With high-value job creation, the corpus of our at-present gridlocked, centralised, society, can be engineered to erode elegantly. To support in the future much more healthy, revitalised, grassroots-organised communities, consisting much more of voluntary networks and associations, supporting and nurturing the unsuppressed flourishing of individual responsibility, agency, and entrepreneurship.
Taking local examples of Council/Government delivery here in Plymouth, let’s see some working examples of higher-value job creation:
In true Conservative-style most bids and delivery projects are, in effect, public-private sector partnerships.
Whereby we – on the public side – can offer co-investment, risk safeguards, and reassurance to businesses. Businesses locally have suffered from enormous economic strains due to Covid disruptions, soaring costs, and ongoing impacts caused by Russia’s war upon Ukraine. In fact, half our local hospitality jobs – many thousands – were lost during the Pandemic.
We Conservatives tend to be far better at taking decisive action, driving exploratory and feasibility studies through as fast as possible, removing unnecessary impediments and regulations (and attempts to regulate).
Finally, I believe that – on the whole we Conservatives are better at communicating with business sector partners and navigating them through the challenges of public-private sector job creation. After all, many of us have led, managed, and started businesses.
Only by delivering these successful projects, leading to higher-value jobs, will we – in our Ocean City – begin to delete the very depressing lines in my leader’s ‘killer factsheet’. These facts are the very real-life problems that our team needs to solve.
They seem a million miles away from various national columnists and commentators who appear recently to suggest that the immediate solution to solving our cost of living crisis (and Boris’s opinion poll position) is to apply by diktat their relatively distorted versions of philosophy from Milton Friedman or Friedrich von Hayek.
Here’s just a sample of our local challenges:
Solving these are as essential and many feel the processes are complex.
But let me simplify things.
All of these challenges can be vanquished, by sticking resolutely to our underpinning Conservative philosophy. Ultimately, we must achieve smaller government and promote individual agency in the longer-term.
But this can only be achieved by a consistent, ferocious, unapologetic focus on well-paid job creation. Government must be involved.
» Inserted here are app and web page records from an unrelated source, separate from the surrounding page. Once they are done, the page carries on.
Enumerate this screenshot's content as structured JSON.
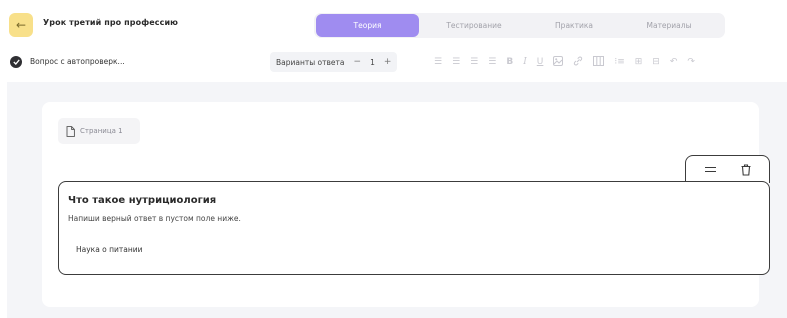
{
  "header": {
    "lesson_title": "Урок третий про профессию",
    "tabs": [
      {
        "label": "Теория",
        "active": true
      },
      {
        "label": "Тестирование",
        "active": false
      },
      {
        "label": "Практика",
        "active": false
      },
      {
        "label": "Материалы",
        "active": false
      }
    ]
  },
  "toolbar": {
    "question_type": "Вопрос с автопроверк...",
    "answer_options_label": "Варианты ответа",
    "decrement": "−",
    "answer_count": "1",
    "increment": "+"
  },
  "page_chip": {
    "label": "Страница 1"
  },
  "question": {
    "title": "Что такое нутрициология",
    "hint": "Напиши верный ответ в пустом поле ниже.",
    "answer": "Наука о питании"
  },
  "colors": {
    "accent": "#9f8cf0",
    "back_button": "#f8e08a",
    "content_bg": "#f4f5f8"
  }
}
I say to my Conservative colleagues, be confident.
We are delivering the pathway back to individual and family freedom, aspiration and responsibility. The final destination is ‘jobs’.